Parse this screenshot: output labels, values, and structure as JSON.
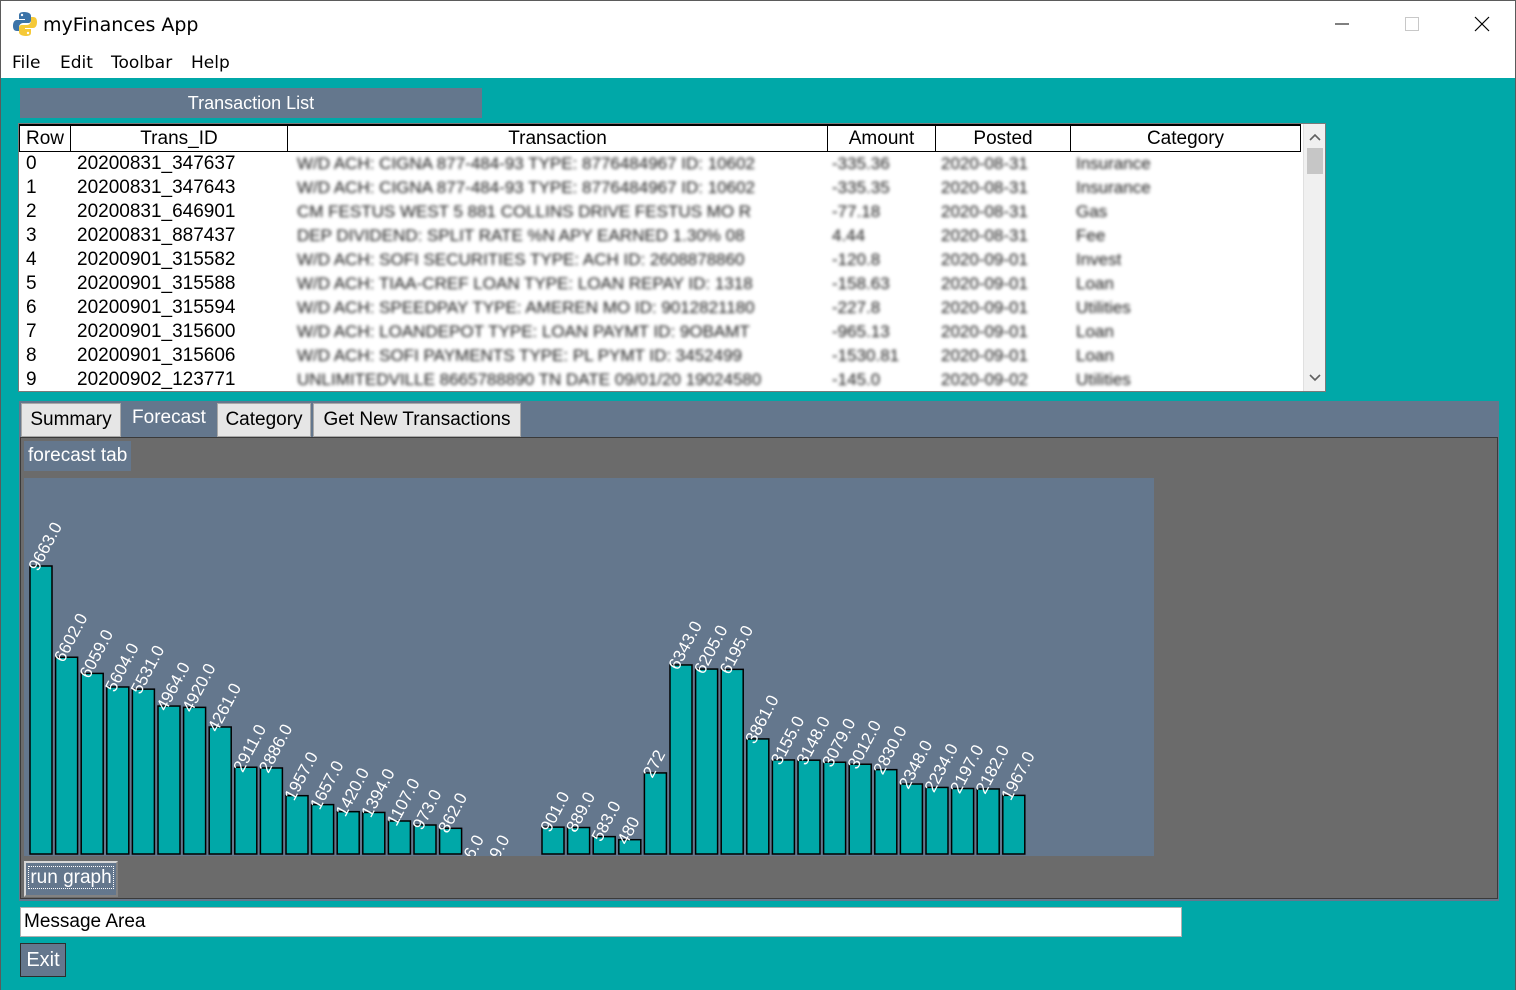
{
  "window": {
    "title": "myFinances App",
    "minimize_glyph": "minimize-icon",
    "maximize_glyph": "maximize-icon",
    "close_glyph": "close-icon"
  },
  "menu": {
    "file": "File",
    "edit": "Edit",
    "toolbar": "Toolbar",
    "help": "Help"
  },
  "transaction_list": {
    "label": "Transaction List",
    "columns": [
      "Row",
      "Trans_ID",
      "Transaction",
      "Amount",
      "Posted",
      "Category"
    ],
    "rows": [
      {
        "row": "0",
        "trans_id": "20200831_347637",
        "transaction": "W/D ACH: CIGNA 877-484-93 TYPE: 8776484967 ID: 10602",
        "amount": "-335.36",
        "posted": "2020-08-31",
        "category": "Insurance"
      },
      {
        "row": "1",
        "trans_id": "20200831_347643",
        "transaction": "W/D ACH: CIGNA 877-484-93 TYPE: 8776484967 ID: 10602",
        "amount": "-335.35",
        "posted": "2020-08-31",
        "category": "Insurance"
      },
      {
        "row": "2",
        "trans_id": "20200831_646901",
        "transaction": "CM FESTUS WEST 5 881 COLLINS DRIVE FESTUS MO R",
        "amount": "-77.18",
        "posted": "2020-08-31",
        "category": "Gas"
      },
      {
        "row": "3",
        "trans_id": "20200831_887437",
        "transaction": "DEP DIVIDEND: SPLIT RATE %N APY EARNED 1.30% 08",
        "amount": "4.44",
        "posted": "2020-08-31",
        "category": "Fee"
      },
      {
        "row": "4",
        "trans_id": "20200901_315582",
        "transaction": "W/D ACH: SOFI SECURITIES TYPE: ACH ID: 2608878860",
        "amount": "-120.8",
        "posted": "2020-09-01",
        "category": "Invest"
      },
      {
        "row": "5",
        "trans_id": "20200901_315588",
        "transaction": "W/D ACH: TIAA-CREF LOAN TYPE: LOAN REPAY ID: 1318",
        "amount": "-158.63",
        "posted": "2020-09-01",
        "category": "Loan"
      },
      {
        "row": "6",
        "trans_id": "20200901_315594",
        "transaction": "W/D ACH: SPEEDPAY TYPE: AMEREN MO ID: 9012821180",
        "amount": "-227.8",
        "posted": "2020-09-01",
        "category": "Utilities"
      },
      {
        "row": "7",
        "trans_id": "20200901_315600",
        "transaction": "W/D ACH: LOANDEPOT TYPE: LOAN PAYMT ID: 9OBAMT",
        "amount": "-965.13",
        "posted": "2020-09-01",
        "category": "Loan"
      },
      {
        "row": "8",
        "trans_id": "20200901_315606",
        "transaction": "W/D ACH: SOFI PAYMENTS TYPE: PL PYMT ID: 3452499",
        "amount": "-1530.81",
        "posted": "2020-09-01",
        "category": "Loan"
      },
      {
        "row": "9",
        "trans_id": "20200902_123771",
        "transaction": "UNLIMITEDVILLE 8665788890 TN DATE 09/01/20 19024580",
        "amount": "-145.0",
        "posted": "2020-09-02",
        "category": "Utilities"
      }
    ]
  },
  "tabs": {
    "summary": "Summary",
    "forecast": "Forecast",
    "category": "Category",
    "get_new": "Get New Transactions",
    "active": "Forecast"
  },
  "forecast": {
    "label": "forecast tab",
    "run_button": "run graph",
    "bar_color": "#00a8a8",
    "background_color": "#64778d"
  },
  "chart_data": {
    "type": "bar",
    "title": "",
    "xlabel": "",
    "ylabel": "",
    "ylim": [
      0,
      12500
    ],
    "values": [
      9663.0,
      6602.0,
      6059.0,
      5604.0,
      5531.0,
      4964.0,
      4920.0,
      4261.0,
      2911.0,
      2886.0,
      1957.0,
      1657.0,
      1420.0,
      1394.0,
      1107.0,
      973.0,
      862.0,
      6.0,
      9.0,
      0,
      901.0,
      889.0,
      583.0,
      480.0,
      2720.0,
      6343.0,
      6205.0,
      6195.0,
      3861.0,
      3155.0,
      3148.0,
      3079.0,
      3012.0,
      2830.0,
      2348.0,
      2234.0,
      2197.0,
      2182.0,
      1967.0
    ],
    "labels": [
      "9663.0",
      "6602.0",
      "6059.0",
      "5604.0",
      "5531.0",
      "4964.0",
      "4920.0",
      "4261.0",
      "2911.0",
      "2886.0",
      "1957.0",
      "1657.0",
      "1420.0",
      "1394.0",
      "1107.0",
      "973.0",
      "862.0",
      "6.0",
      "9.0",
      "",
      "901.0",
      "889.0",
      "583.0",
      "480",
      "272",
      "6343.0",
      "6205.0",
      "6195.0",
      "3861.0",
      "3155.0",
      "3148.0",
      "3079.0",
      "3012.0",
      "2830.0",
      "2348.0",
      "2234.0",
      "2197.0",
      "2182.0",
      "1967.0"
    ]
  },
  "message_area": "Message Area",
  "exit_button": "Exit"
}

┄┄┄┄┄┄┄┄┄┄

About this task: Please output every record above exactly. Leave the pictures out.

Reply to the exercise:
Parse this screenshot: output labels, values, and structure as JSON.
{
  "window": {
    "title": "myFinances App",
    "minimize_glyph": "minimize-icon",
    "maximize_glyph": "maximize-icon",
    "close_glyph": "close-icon"
  },
  "menu": {
    "file": "File",
    "edit": "Edit",
    "toolbar": "Toolbar",
    "help": "Help"
  },
  "transaction_list": {
    "label": "Transaction List",
    "columns": [
      "Row",
      "Trans_ID",
      "Transaction",
      "Amount",
      "Posted",
      "Category"
    ],
    "rows": [
      {
        "row": "0",
        "trans_id": "20200831_347637",
        "transaction": "W/D ACH: CIGNA 877-484-93 TYPE: 8776484967 ID: 10602",
        "amount": "-335.36",
        "posted": "2020-08-31",
        "category": "Insurance"
      },
      {
        "row": "1",
        "trans_id": "20200831_347643",
        "transaction": "W/D ACH: CIGNA 877-484-93 TYPE: 8776484967 ID: 10602",
        "amount": "-335.35",
        "posted": "2020-08-31",
        "category": "Insurance"
      },
      {
        "row": "2",
        "trans_id": "20200831_646901",
        "transaction": "CM FESTUS WEST 5 881 COLLINS DRIVE FESTUS MO R",
        "amount": "-77.18",
        "posted": "2020-08-31",
        "category": "Gas"
      },
      {
        "row": "3",
        "trans_id": "20200831_887437",
        "transaction": "DEP DIVIDEND: SPLIT RATE %N APY EARNED 1.30% 08",
        "amount": "4.44",
        "posted": "2020-08-31",
        "category": "Fee"
      },
      {
        "row": "4",
        "trans_id": "20200901_315582",
        "transaction": "W/D ACH: SOFI SECURITIES TYPE: ACH ID: 2608878860",
        "amount": "-120.8",
        "posted": "2020-09-01",
        "category": "Invest"
      },
      {
        "row": "5",
        "trans_id": "20200901_315588",
        "transaction": "W/D ACH: TIAA-CREF LOAN TYPE: LOAN REPAY ID: 1318",
        "amount": "-158.63",
        "posted": "2020-09-01",
        "category": "Loan"
      },
      {
        "row": "6",
        "trans_id": "20200901_315594",
        "transaction": "W/D ACH: SPEEDPAY TYPE: AMEREN MO ID: 9012821180",
        "amount": "-227.8",
        "posted": "2020-09-01",
        "category": "Utilities"
      },
      {
        "row": "7",
        "trans_id": "20200901_315600",
        "transaction": "W/D ACH: LOANDEPOT TYPE: LOAN PAYMT ID: 9OBAMT",
        "amount": "-965.13",
        "posted": "2020-09-01",
        "category": "Loan"
      },
      {
        "row": "8",
        "trans_id": "20200901_315606",
        "transaction": "W/D ACH: SOFI PAYMENTS TYPE: PL PYMT ID: 3452499",
        "amount": "-1530.81",
        "posted": "2020-09-01",
        "category": "Loan"
      },
      {
        "row": "9",
        "trans_id": "20200902_123771",
        "transaction": "UNLIMITEDVILLE 8665788890 TN DATE 09/01/20 19024580",
        "amount": "-145.0",
        "posted": "2020-09-02",
        "category": "Utilities"
      }
    ]
  },
  "tabs": {
    "summary": "Summary",
    "forecast": "Forecast",
    "category": "Category",
    "get_new": "Get New Transactions",
    "active": "Forecast"
  },
  "forecast": {
    "label": "forecast tab",
    "run_button": "run graph",
    "bar_color": "#00a8a8",
    "background_color": "#64778d"
  },
  "chart_data": {
    "type": "bar",
    "title": "",
    "xlabel": "",
    "ylabel": "",
    "ylim": [
      0,
      12500
    ],
    "values": [
      9663.0,
      6602.0,
      6059.0,
      5604.0,
      5531.0,
      4964.0,
      4920.0,
      4261.0,
      2911.0,
      2886.0,
      1957.0,
      1657.0,
      1420.0,
      1394.0,
      1107.0,
      973.0,
      862.0,
      6.0,
      9.0,
      0,
      901.0,
      889.0,
      583.0,
      480.0,
      2720.0,
      6343.0,
      6205.0,
      6195.0,
      3861.0,
      3155.0,
      3148.0,
      3079.0,
      3012.0,
      2830.0,
      2348.0,
      2234.0,
      2197.0,
      2182.0,
      1967.0
    ],
    "labels": [
      "9663.0",
      "6602.0",
      "6059.0",
      "5604.0",
      "5531.0",
      "4964.0",
      "4920.0",
      "4261.0",
      "2911.0",
      "2886.0",
      "1957.0",
      "1657.0",
      "1420.0",
      "1394.0",
      "1107.0",
      "973.0",
      "862.0",
      "6.0",
      "9.0",
      "",
      "901.0",
      "889.0",
      "583.0",
      "480",
      "272",
      "6343.0",
      "6205.0",
      "6195.0",
      "3861.0",
      "3155.0",
      "3148.0",
      "3079.0",
      "3012.0",
      "2830.0",
      "2348.0",
      "2234.0",
      "2197.0",
      "2182.0",
      "1967.0"
    ]
  },
  "message_area": "Message Area",
  "exit_button": "Exit"
}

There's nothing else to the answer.